AVAILABLE RECORDS |
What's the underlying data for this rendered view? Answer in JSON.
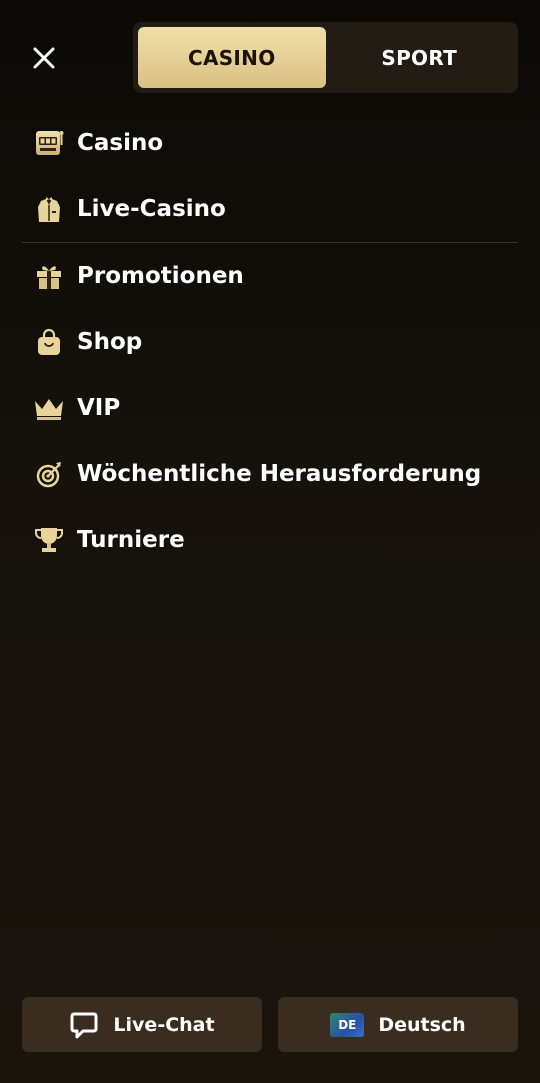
{
  "header": {
    "close_icon": "close-icon",
    "tabs": [
      {
        "label": "CASINO",
        "active": true
      },
      {
        "label": "SPORT",
        "active": false
      }
    ]
  },
  "menu": {
    "items": [
      {
        "label": "Casino",
        "icon": "slot-machine-icon"
      },
      {
        "label": "Live-Casino",
        "icon": "dealer-icon"
      },
      {
        "label": "Promotionen",
        "icon": "gift-icon"
      },
      {
        "label": "Shop",
        "icon": "shopping-bag-icon"
      },
      {
        "label": "VIP",
        "icon": "crown-icon"
      },
      {
        "label": "Wöchentliche Herausforderung",
        "icon": "target-icon"
      },
      {
        "label": "Turniere",
        "icon": "trophy-icon"
      }
    ]
  },
  "footer": {
    "live_chat_label": "Live-Chat",
    "language_label": "Deutsch",
    "language_code": "DE"
  },
  "colors": {
    "accent_gold": "#e8d49b",
    "background": "#15110b",
    "button_bg": "#3b2c20"
  }
}
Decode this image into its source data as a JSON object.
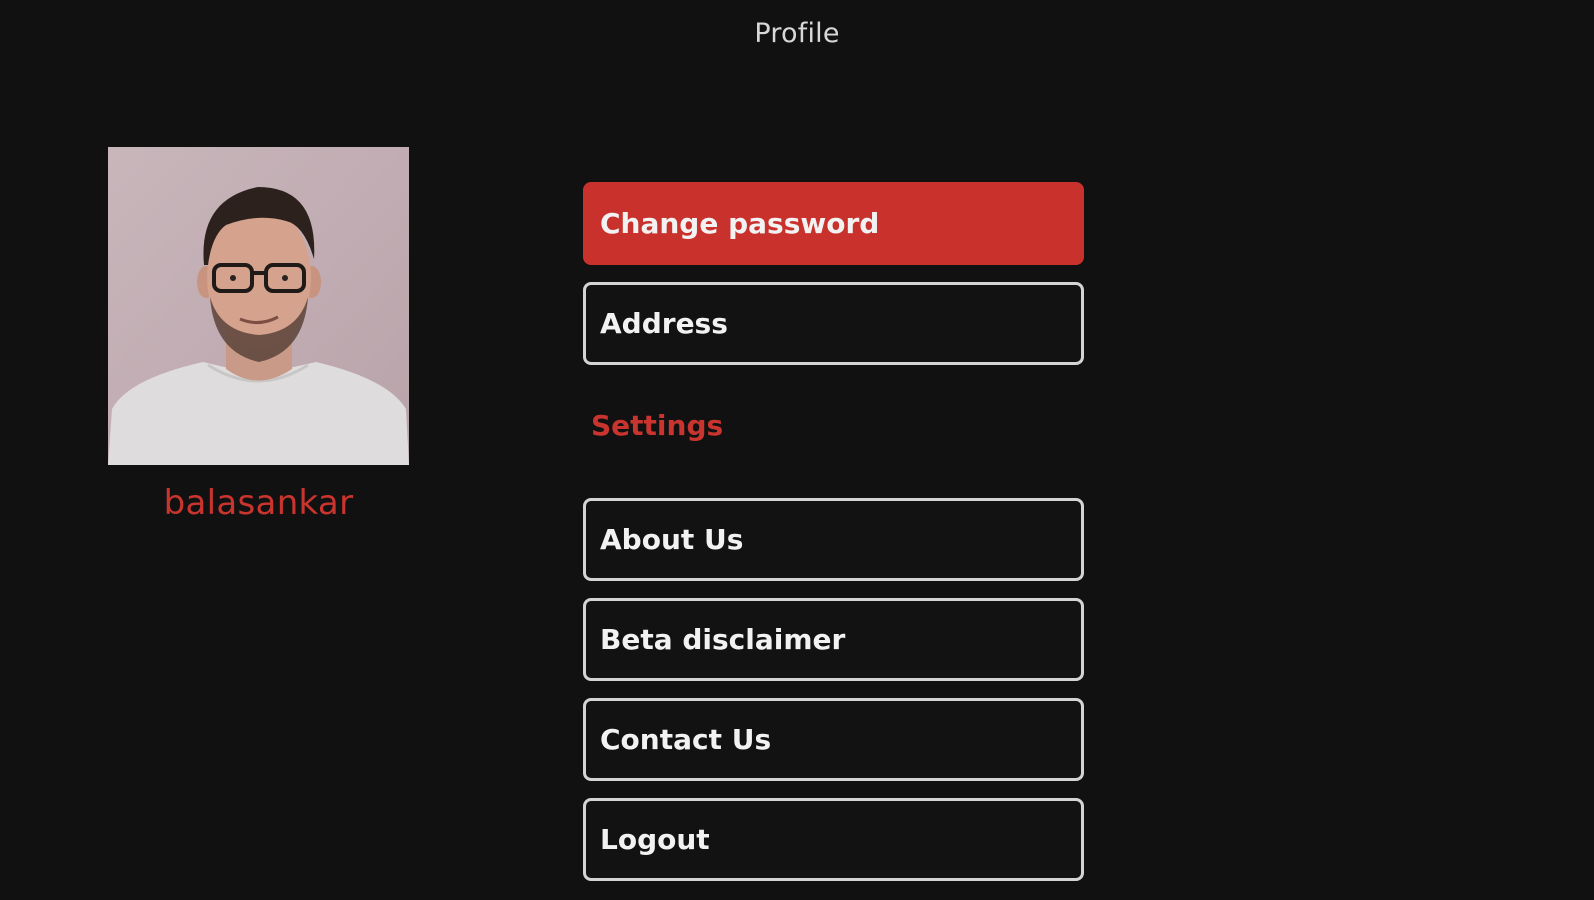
{
  "header": {
    "title": "Profile"
  },
  "profile": {
    "username": "balasankar",
    "avatar_icon": "user-photo"
  },
  "account_menu": [
    {
      "label": "Change password",
      "active": true
    },
    {
      "label": "Address",
      "active": false
    }
  ],
  "settings": {
    "heading": "Settings",
    "items": [
      {
        "label": "About Us"
      },
      {
        "label": "Beta disclaimer"
      },
      {
        "label": "Contact Us"
      },
      {
        "label": "Logout"
      }
    ]
  },
  "colors": {
    "background": "#111111",
    "accent": "#c9312c",
    "button_border": "#d4d4d4",
    "text": "#f2f2f2"
  }
}
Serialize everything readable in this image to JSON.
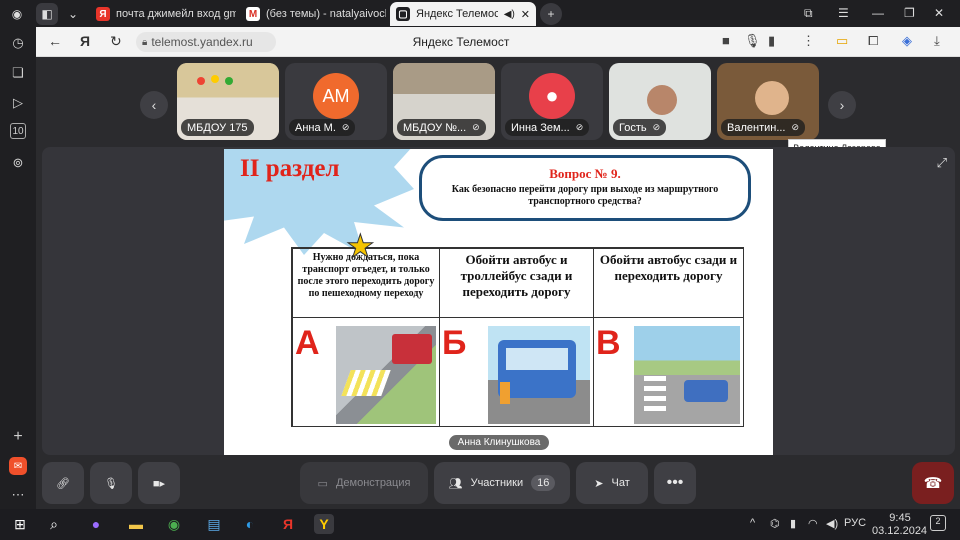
{
  "tabs": [
    {
      "label": "почта джимейл вход gma",
      "icon": "yandex-icon",
      "color": "#e8352a"
    },
    {
      "label": "(без темы) - natalyaivoch",
      "icon": "gmail-icon",
      "color": "#d93025"
    },
    {
      "label": "Яндекс Телемост",
      "icon": "telemost-icon",
      "color": "#1f1f22"
    }
  ],
  "address_bar": {
    "url": "telemost.yandex.ru",
    "title": "Яндекс Телемост"
  },
  "participants": [
    {
      "name": "МБДОУ 175",
      "type": "video"
    },
    {
      "name": "Анна М.",
      "type": "avatar",
      "initials": "АМ",
      "color": "#f06a2d"
    },
    {
      "name": "МБДОУ №...",
      "type": "video"
    },
    {
      "name": "Инна Зем...",
      "type": "avatar",
      "initials": "",
      "color": "#e8404a"
    },
    {
      "name": "Гость",
      "type": "video"
    },
    {
      "name": "Валентин...",
      "type": "video"
    }
  ],
  "tooltip": "Валентина Лазарева",
  "slide": {
    "section_title": "II раздел",
    "question_number": "Вопрос № 9.",
    "question_text": "Как безопасно перейти дорогу при выходе из маршрутного транспортного средства?",
    "options": [
      {
        "letter": "А",
        "text": "Нужно дождаться, пока транспорт отъедет, и только после этого переходить дорогу по пешеходному переходу"
      },
      {
        "letter": "Б",
        "text": "Обойти автобус и троллейбус сзади и переходить дорогу"
      },
      {
        "letter": "В",
        "text": "Обойти автобус сзади и переходить дорогу"
      }
    ]
  },
  "speaker_label": "Анна Клинушкова",
  "toolbar": {
    "demo_label": "Демонстрация",
    "participants_label": "Участники",
    "participants_count": "16",
    "chat_label": "Чат"
  },
  "taskbar": {
    "lang": "РУС",
    "time": "9:45",
    "date": "03.12.2024",
    "notifications": "2"
  },
  "colors": {
    "accent_red": "#e0241b",
    "end_call": "#7a1f1f"
  }
}
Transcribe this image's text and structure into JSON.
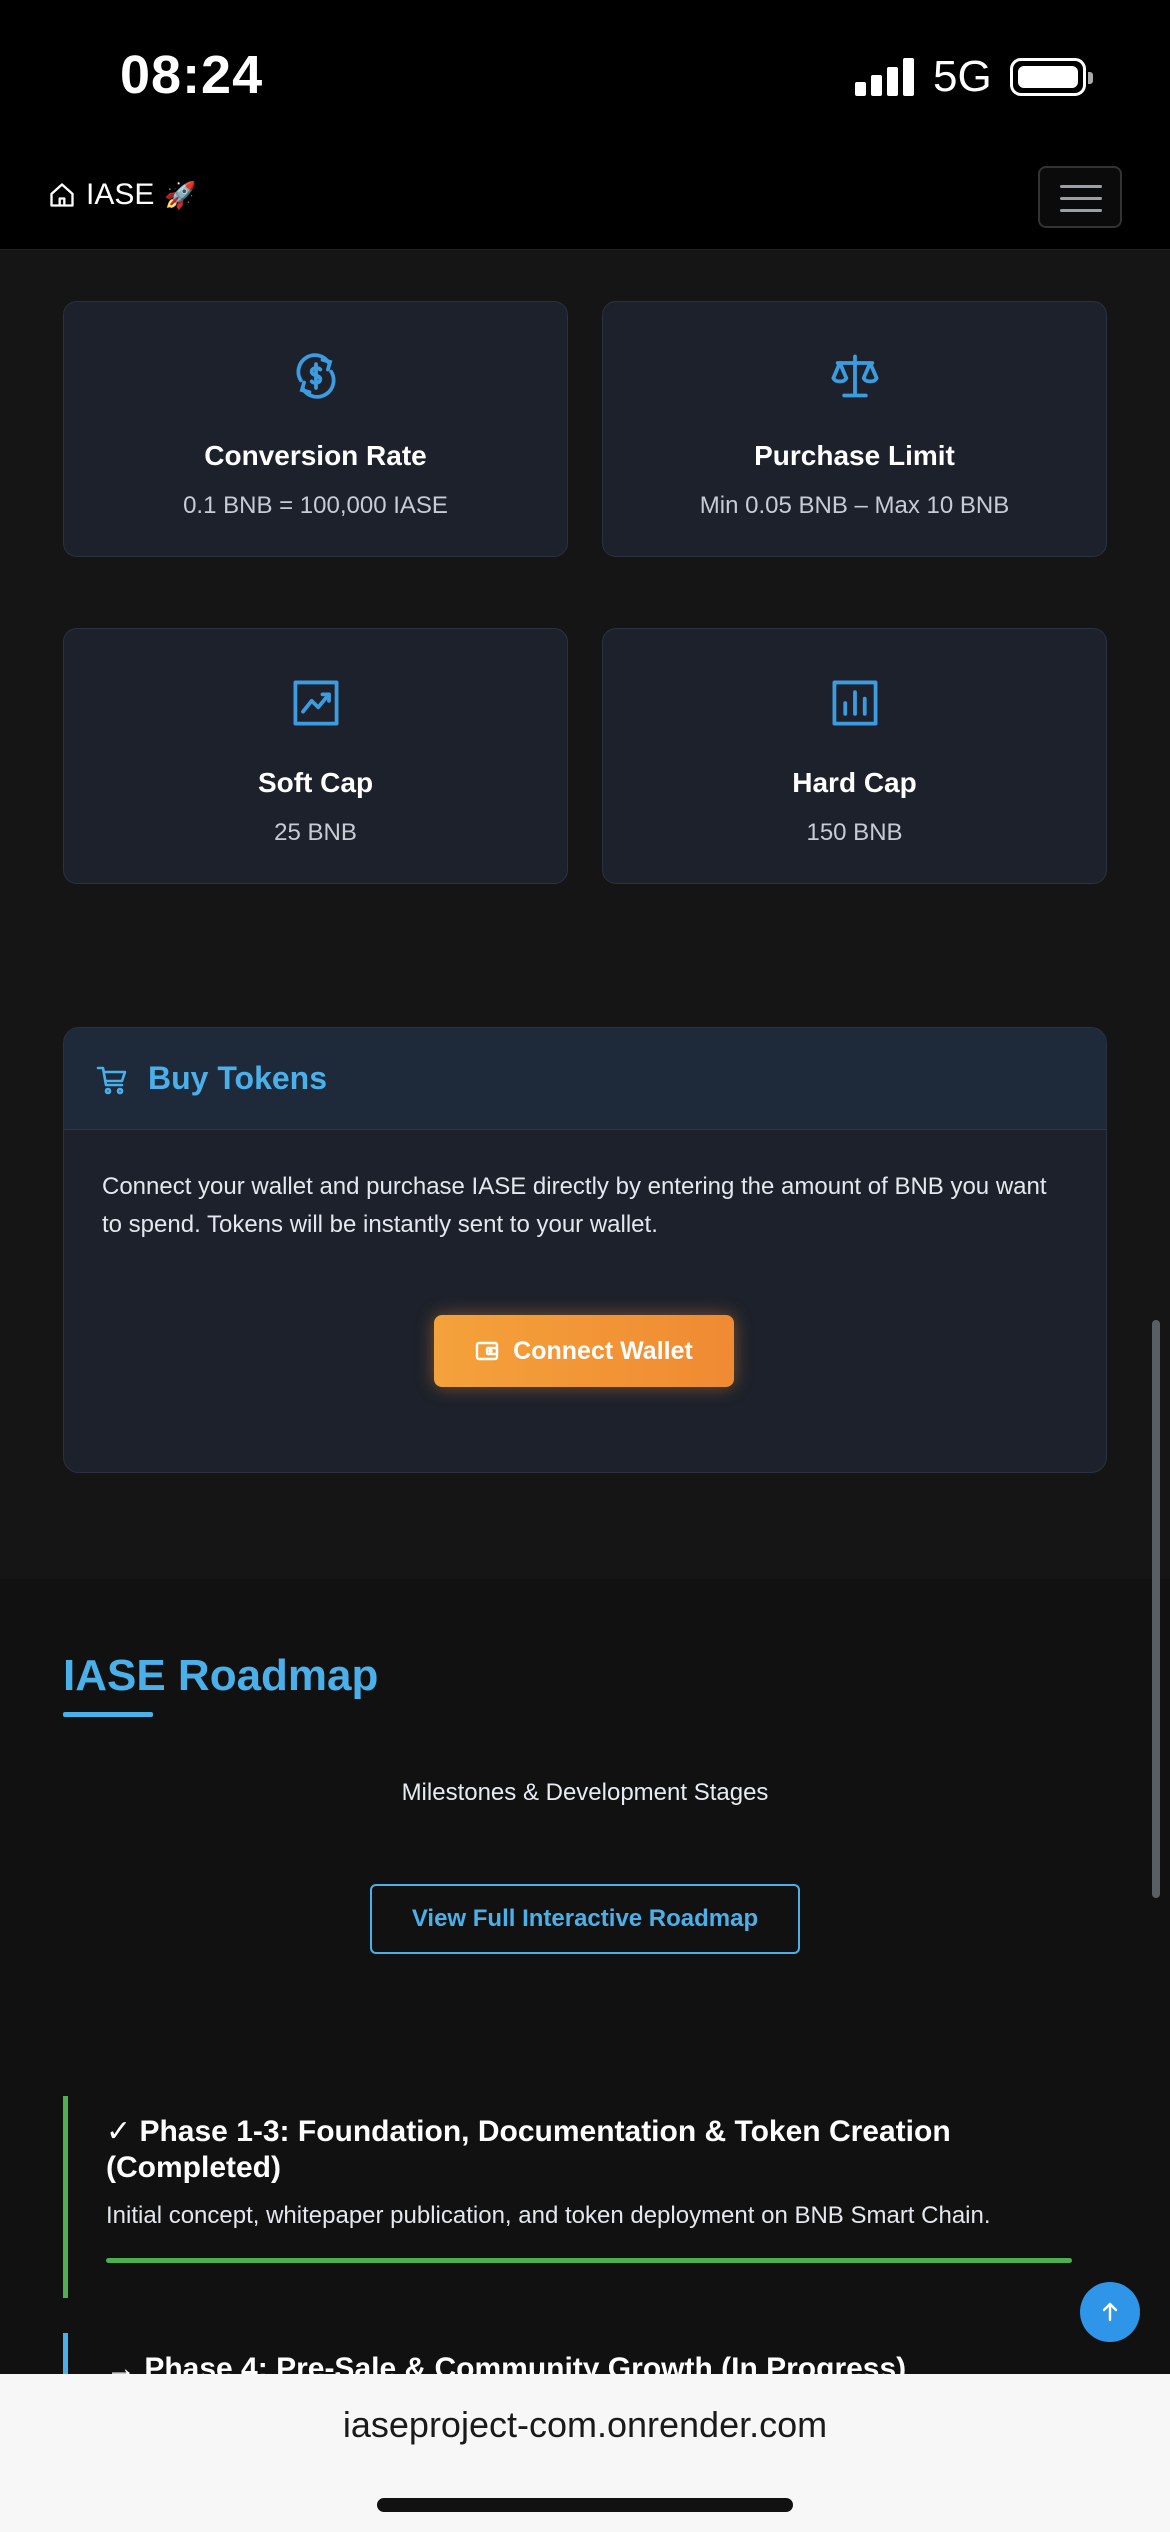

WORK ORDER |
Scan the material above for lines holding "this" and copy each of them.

RESULT |
What's the underlying data for this rendered view? Answer in JSON.
Decode this image into its source data as a JSON object.
Serialize everything readable in this image to JSON.
Transcribe this image's text and structure into JSON.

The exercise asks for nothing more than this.